What To Get And Why.
A CAD user’s workflow generally falls into 2 categories, modeling and simulation and getting a CAD workstation to suit your requirement is essential. While getting something better than what you need will delay the need to buy another computer down the track, getting something less than required will end up costing more than the money you saved.
One typical question from the people who hold the purse strings is why do you need all that power and another typical outcome that I see all too many times is suppliers of I.T. not understanding what is required for CAD and providing a sub-standard workstation. Whether it comes down to ignorance and budget or the both intertwine into a Purchase Order for a lemon, here’s some things to consider before you sign off on that next workstation
The Graphics Card
Get a Quadro or FireGL/FirePro Graphics Card and the most expensive one you can afford. This is the one area that is the most important yet gets overlooked time and time again. You can get a computer with a fast processor and heaps of RAM but if the graphics card is slow, then your CAD system will be slow.

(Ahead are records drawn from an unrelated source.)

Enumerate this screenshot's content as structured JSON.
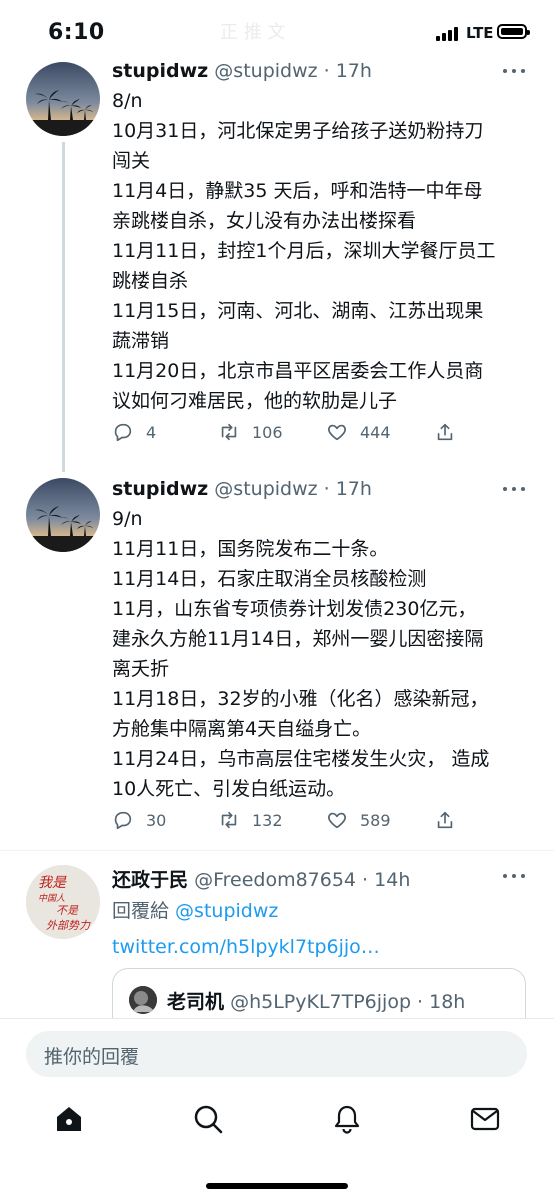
{
  "status_bar": {
    "time": "6:10",
    "network": "LTE"
  },
  "faded_header": "正 推 文",
  "tweets": [
    {
      "name": "stupidwz",
      "handle": "@stupidwz · 17h",
      "lines": [
        "8/n",
        "10月31日，河北保定男子给孩子送奶粉持刀",
        "闯关",
        "11月4日，静默35 天后，呼和浩特一中年母",
        "亲跳楼自杀，女儿没有办法出楼探看",
        "11月11日，封控1个月后，深圳大学餐厅员工",
        "跳楼自杀",
        "11月15日，河南、河北、湖南、江苏出现果",
        "蔬滞销",
        "11月20日，北京市昌平区居委会工作人员商",
        "议如何刁难居民，他的软肋是儿子"
      ],
      "replies": "4",
      "retweets": "106",
      "likes": "444"
    },
    {
      "name": "stupidwz",
      "handle": "@stupidwz · 17h",
      "lines": [
        "9/n",
        "11月11日，国务院发布二十条。",
        "11月14日，石家庄取消全员核酸检测",
        "11月，山东省专项债券计划发债230亿元，",
        "建永久方舱11月14日，郑州一婴儿因密接隔",
        "离夭折",
        "11月18日，32岁的小雅（化名）感染新冠，",
        "方舱集中隔离第4天自缢身亡。",
        "11月24日，乌市高层住宅楼发生火灾， 造成",
        "10人死亡、引发白纸运动。"
      ],
      "replies": "30",
      "retweets": "132",
      "likes": "589"
    }
  ],
  "reply_tweet": {
    "name": "还政于民",
    "handle": "@Freedom87654 · 14h",
    "reply_to_prefix": "回覆給 ",
    "reply_to_user": "@stupidwz",
    "link": "twitter.com/h5lpykl7tp6jjo…",
    "avatar_text": [
      "我是",
      "中国人",
      "不是",
      "外部势力"
    ],
    "quoted": {
      "name": "老司机",
      "handle": "@h5LPyKL7TP6jjop · 18h"
    }
  },
  "reply_bar": {
    "placeholder": "推你的回覆"
  },
  "tabs": [
    {
      "icon": "home-icon"
    },
    {
      "icon": "search-icon"
    },
    {
      "icon": "notifications-icon"
    },
    {
      "icon": "messages-icon"
    }
  ],
  "colors": {
    "link": "#1d9bf0",
    "secondary_text": "#536471",
    "thread_line": "#cfd9de"
  }
}
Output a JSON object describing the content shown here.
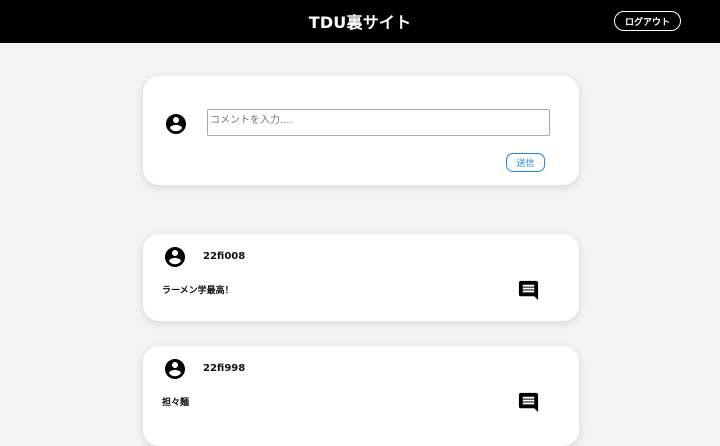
{
  "header": {
    "title": "TDU裏サイト",
    "logout_label": "ログアウト"
  },
  "compose": {
    "avatar_icon": "account-circle-icon",
    "placeholder": "コメントを入力....",
    "send_label": "送信"
  },
  "posts": [
    {
      "user": "22fi008",
      "text": "ラーメン学最高！",
      "icon": "comment-icon"
    },
    {
      "user": "22fi998",
      "text": "担々麺",
      "icon": "comment-icon"
    }
  ],
  "colors": {
    "header_bg": "#000000",
    "page_bg": "#f3f3f3",
    "accent": "#1e88e5"
  }
}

It’s important because these graphics cards and CAD systems talk in a language called OpenGL. Typical gamers cards like a Nvidia GeForce talk in DirectX. The hardware is essentially the same except for minor tweaks, drivers and the higher price tag because you need to run CAD. A few years back, you could soft mod a GeForce and make it think it was a Quadro, run the Quadro drivers, and POW, you got yourself a high-end CAD Graphics card for peanuts, but the hardware vendors tweaked the hardware only slightly so you can’t do that anymore and they’ve added more Graphics RAM which was nice of them to do.
3D Applications like 3ds Max and Maya can take advantage of DirextX and if you want really high-end graphics, the Tesla is a beast.
As an added note, Yvan De Lafontaine commented below on being able to use graphics cards that use DirectX to run Autodesk Applications. With Autodesk making the move give their applications compatibility with DirectX drivers, you can save on buying a high-end graphics card for CAD and invest that money into the biggest bottleneck of a computer, which is the Hard Disk Drive. Thanks for your input Yvan.
I’m not up with what AMD has out there, but an Intel I7 or XEON is recommended. If you’re doing 2D/3D Modeling, most CAD systems only run on a single core, so get the fastest GHz processor that you can afford. The CAD vendors are getting better at using other cores and new CAD systems are designed for 64-bit multi core architecture, but if you’re running CAd systems like AutoCAD, Inventor, Revit, Pro-E, Solidworks, Unigraphics, etc., then a 8-core processor, isn’t being utilised when your modeling.
If you want to run simulation studies or rendering, this is where a multi-core processor (or multi-CPU) will help out. They take advantage of the additional cores and use it to solve or render.
RAM is relatively cheap, so get as much as you can afford. 16GB-32GB is ideal.
A while back, I wouldn’t even worry about what kind of hard drive to get, but with SSD and Hybrid SSD’s in the market, they will definitely help loading up large assembly files. You’re Hard Drive is like your filing cabinet. The faster that is, the faster you can get your files onto your desk (RAM). When you run out of RAM, it uses the Hard Drives Virtual Memory to do file swapping.
The rest is up to you, 1 screen, 10 screens, mind blowing speakers, 3D mouse, ergo keyboard, go nuts.
The major hardware vendors like HP, Dell & Lenovo have a CAD level category of desktop and mobile workstations that has most if not all of these recommendations, but if you want to save some money and look at clones, then it pays to know what to ask for.